With its wealth of whale fossils trapped within what was once the Tethys sea, and the River Nile, now subdued but previously an angry god that rose and fell at will, affecting millions of people, Egypt offers an important reminder that we are subject to nature’s rules. When the rains don’t come, we struggle to grow food. When the rain comes in a fury, we lose our crops; we lose our homes. But when the next meteorite makes contact with the earth, we will be ready for it, thanks to one of the world’s best preserved craters recently discovered in the Sahara desert.

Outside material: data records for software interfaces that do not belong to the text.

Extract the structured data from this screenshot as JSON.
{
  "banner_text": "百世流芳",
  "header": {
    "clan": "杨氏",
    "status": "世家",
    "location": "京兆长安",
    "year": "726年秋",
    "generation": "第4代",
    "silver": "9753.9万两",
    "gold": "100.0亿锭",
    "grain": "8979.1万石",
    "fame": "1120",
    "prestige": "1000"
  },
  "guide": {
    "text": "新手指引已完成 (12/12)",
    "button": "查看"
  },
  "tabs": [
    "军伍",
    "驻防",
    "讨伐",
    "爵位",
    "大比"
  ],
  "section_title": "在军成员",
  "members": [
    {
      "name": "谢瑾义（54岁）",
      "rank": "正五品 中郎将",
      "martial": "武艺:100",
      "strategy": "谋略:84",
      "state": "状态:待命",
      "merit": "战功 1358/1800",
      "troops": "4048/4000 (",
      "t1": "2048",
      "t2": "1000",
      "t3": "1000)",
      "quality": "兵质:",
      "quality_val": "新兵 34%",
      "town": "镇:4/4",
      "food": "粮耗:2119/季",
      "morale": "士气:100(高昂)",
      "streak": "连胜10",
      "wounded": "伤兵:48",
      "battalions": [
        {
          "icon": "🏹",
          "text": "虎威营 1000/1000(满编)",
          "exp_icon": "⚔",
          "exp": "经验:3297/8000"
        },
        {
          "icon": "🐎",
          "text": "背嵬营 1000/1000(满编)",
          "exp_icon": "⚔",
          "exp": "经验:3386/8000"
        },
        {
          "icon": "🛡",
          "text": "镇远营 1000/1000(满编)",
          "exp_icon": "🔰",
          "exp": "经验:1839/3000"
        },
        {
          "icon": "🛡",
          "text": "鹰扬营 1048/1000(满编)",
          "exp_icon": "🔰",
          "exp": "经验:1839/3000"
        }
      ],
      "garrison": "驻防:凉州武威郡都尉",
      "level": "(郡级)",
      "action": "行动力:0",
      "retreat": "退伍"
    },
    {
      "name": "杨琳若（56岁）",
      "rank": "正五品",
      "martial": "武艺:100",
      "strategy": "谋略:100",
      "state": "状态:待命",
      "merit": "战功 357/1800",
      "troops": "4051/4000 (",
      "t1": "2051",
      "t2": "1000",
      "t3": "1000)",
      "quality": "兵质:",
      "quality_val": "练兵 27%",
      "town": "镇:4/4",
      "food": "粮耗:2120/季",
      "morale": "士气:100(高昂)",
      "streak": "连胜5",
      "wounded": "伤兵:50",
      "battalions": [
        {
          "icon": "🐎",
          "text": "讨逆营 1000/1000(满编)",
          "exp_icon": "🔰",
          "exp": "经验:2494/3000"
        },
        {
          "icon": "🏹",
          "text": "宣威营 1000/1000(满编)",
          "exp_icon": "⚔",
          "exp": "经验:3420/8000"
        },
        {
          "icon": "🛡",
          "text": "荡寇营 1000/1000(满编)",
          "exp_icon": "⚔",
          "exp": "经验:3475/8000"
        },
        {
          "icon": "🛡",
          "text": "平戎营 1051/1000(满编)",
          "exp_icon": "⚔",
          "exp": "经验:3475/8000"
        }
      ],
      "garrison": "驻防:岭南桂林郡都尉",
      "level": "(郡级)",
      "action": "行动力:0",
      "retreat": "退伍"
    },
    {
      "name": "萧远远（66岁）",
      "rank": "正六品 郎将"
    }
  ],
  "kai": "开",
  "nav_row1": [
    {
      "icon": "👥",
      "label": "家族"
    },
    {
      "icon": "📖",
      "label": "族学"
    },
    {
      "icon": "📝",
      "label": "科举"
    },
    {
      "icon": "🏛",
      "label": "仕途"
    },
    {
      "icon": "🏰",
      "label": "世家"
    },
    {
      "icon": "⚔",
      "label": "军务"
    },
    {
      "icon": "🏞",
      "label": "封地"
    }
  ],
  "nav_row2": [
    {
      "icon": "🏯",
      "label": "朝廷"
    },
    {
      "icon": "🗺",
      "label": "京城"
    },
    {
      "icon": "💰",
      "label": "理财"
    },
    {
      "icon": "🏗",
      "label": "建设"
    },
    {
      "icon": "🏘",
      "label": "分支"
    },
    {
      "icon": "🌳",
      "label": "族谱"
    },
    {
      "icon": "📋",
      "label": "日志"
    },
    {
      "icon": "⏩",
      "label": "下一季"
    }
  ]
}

Of the 175 confirmed earth impact craters in the world, Kamil in southern Egypt may well be the best preserved, according to Clara Moskowitz, senior writer for SPACE.com. Usually craters on earth, compared to the moon or mars, for example, are subject to erosion and other environmental factors that either blow them away or fill them in.
The 148 foot wide Kamil crater, on the other hand, is so well sheltered that geophysicists tasked with verifying the crater in February 2010 could trace the stripes made by shattering debris. It was first discovered in 2008, via Google Earth.
“This crater is really a kind of beauty because it’s so well-preserved that it will tell us a lot about small-scale meteorite impacts on the Earth’s crust,” Luigi Folco, meteorite curator at the Museo Nazionale dell’Antartide in Siena, Italy, told Moskowitz.
When giant iron boulders crashes into the earth
Based on the crater’s size and shape, researchers calculated that it was probably “an iron meteorite about 4.3 feet (1.3 meters) in diameter traveling at 7,920 mph (11,732 kph),” writes Moskowitz, that slammed into the earth probably within the last few thousand years.
This impact event occurred “relatively recent[ly], in geological terms,” according to scientists, and could provide a lot of helpful information to prepare us for the possibility of a future event.
According to Folco, “small impacts are rather frequent on Earth — on the order of one event every 10 to 100 years,”… “studying this crater is a good opportunity for scientists to get to a correct assessment of the hazard small impacts pose to the Earth and to devise mitigation strategies.”
Browsing through google earth satelite images, Vincenzo de Michele, a former curator of the Civico Museo di Storia Naturale in Milan, Italy, first discovered the crater, while Folco published details from the verification trip in February in the 23 July issue of Science.
Objects crash through the earth’s atmosphere fairly regularly, according to SPACE, and though they usually burst in flames over the ocean, they are still a decent threat; it’s worth reminding ourselves that nature reigns supreme over everything we do.
:: image and via SPACE.com
More Travel and Nature News: